**REQUIREMENT:**
Extract every line below, verbatim.

**Data records:**
· · · ·
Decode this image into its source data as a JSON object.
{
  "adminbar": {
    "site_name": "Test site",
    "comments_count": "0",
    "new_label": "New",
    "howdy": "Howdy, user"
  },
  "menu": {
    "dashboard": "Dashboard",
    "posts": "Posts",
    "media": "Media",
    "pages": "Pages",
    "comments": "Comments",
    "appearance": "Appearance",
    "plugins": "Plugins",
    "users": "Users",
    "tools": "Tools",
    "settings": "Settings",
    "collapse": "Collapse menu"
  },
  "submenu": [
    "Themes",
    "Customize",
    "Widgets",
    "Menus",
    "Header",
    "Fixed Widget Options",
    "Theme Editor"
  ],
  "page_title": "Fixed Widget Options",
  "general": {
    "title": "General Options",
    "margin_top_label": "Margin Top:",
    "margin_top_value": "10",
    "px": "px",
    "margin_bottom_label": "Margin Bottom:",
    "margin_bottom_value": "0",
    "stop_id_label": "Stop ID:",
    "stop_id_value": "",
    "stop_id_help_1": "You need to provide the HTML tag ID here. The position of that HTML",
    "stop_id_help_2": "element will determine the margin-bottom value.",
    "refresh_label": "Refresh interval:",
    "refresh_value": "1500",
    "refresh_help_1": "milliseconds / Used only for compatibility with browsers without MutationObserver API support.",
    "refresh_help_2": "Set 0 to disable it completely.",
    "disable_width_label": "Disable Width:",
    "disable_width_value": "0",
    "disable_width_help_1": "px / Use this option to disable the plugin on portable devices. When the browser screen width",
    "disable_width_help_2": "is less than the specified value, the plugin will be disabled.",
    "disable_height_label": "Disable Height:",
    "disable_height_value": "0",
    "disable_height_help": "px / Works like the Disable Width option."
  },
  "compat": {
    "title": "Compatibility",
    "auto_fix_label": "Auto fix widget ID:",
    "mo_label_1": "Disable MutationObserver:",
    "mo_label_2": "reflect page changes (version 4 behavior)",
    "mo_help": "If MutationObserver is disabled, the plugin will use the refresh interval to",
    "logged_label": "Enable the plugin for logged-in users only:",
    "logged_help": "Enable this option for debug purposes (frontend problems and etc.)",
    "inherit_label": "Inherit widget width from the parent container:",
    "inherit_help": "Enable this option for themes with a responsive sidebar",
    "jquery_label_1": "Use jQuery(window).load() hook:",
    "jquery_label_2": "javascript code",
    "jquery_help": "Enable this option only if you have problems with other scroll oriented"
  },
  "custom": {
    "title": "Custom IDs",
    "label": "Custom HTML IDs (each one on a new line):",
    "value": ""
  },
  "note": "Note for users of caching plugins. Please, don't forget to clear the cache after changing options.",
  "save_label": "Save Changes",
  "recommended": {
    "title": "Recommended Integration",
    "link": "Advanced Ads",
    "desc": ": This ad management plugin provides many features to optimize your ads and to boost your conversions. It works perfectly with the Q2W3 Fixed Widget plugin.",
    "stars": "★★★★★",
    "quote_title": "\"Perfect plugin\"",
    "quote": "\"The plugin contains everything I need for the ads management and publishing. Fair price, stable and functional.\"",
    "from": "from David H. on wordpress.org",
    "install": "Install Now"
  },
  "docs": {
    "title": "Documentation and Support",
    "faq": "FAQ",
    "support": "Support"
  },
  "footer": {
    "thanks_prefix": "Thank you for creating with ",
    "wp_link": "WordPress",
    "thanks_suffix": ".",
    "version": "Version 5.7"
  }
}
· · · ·
**TASK OUTPUT:**
Decode this image into its source data as a JSON object.
{
  "adminbar": {
    "site_name": "Test site",
    "comments_count": "0",
    "new_label": "New",
    "howdy": "Howdy, user"
  },
  "menu": {
    "dashboard": "Dashboard",
    "posts": "Posts",
    "media": "Media",
    "pages": "Pages",
    "comments": "Comments",
    "appearance": "Appearance",
    "plugins": "Plugins",
    "users": "Users",
    "tools": "Tools",
    "settings": "Settings",
    "collapse": "Collapse menu"
  },
  "submenu": [
    "Themes",
    "Customize",
    "Widgets",
    "Menus",
    "Header",
    "Fixed Widget Options",
    "Theme Editor"
  ],
  "page_title": "Fixed Widget Options",
  "general": {
    "title": "General Options",
    "margin_top_label": "Margin Top:",
    "margin_top_value": "10",
    "px": "px",
    "margin_bottom_label": "Margin Bottom:",
    "margin_bottom_value": "0",
    "stop_id_label": "Stop ID:",
    "stop_id_value": "",
    "stop_id_help_1": "You need to provide the HTML tag ID here. The position of that HTML",
    "stop_id_help_2": "element will determine the margin-bottom value.",
    "refresh_label": "Refresh interval:",
    "refresh_value": "1500",
    "refresh_help_1": "milliseconds / Used only for compatibility with browsers without MutationObserver API support.",
    "refresh_help_2": "Set 0 to disable it completely.",
    "disable_width_label": "Disable Width:",
    "disable_width_value": "0",
    "disable_width_help_1": "px / Use this option to disable the plugin on portable devices. When the browser screen width",
    "disable_width_help_2": "is less than the specified value, the plugin will be disabled.",
    "disable_height_label": "Disable Height:",
    "disable_height_value": "0",
    "disable_height_help": "px / Works like the Disable Width option."
  },
  "compat": {
    "title": "Compatibility",
    "auto_fix_label": "Auto fix widget ID:",
    "mo_label_1": "Disable MutationObserver:",
    "mo_label_2": "reflect page changes (version 4 behavior)",
    "mo_help": "If MutationObserver is disabled, the plugin will use the refresh interval to",
    "logged_label": "Enable the plugin for logged-in users only:",
    "logged_help": "Enable this option for debug purposes (frontend problems and etc.)",
    "inherit_label": "Inherit widget width from the parent container:",
    "inherit_help": "Enable this option for themes with a responsive sidebar",
    "jquery_label_1": "Use jQuery(window).load() hook:",
    "jquery_label_2": "javascript code",
    "jquery_help": "Enable this option only if you have problems with other scroll oriented"
  },
  "custom": {
    "title": "Custom IDs",
    "label": "Custom HTML IDs (each one on a new line):",
    "value": ""
  },
  "note": "Note for users of caching plugins. Please, don't forget to clear the cache after changing options.",
  "save_label": "Save Changes",
  "recommended": {
    "title": "Recommended Integration",
    "link": "Advanced Ads",
    "desc": ": This ad management plugin provides many features to optimize your ads and to boost your conversions. It works perfectly with the Q2W3 Fixed Widget plugin.",
    "stars": "★★★★★",
    "quote_title": "\"Perfect plugin\"",
    "quote": "\"The plugin contains everything I need for the ads management and publishing. Fair price, stable and functional.\"",
    "from": "from David H. on wordpress.org",
    "install": "Install Now"
  },
  "docs": {
    "title": "Documentation and Support",
    "faq": "FAQ",
    "support": "Support"
  },
  "footer": {
    "thanks_prefix": "Thank you for creating with ",
    "wp_link": "WordPress",
    "thanks_suffix": ".",
    "version": "Version 5.7"
  }
}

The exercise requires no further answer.